- Opening Delimiter -

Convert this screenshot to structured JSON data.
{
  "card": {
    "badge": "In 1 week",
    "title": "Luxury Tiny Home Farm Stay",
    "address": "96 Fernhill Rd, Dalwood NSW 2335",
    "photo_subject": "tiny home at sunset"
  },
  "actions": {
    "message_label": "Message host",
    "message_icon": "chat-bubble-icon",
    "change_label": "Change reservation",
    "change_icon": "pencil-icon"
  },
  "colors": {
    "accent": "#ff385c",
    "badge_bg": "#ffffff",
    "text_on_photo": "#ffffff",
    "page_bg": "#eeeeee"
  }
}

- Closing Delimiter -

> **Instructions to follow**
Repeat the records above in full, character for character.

> **Solution for this task**
Convert this screenshot to structured JSON data.
{
  "card": {
    "badge": "In 1 week",
    "title": "Luxury Tiny Home Farm Stay",
    "address": "96 Fernhill Rd, Dalwood NSW 2335",
    "photo_subject": "tiny home at sunset"
  },
  "actions": {
    "message_label": "Message host",
    "message_icon": "chat-bubble-icon",
    "change_label": "Change reservation",
    "change_icon": "pencil-icon"
  },
  "colors": {
    "accent": "#ff385c",
    "badge_bg": "#ffffff",
    "text_on_photo": "#ffffff",
    "page_bg": "#eeeeee"
  }
}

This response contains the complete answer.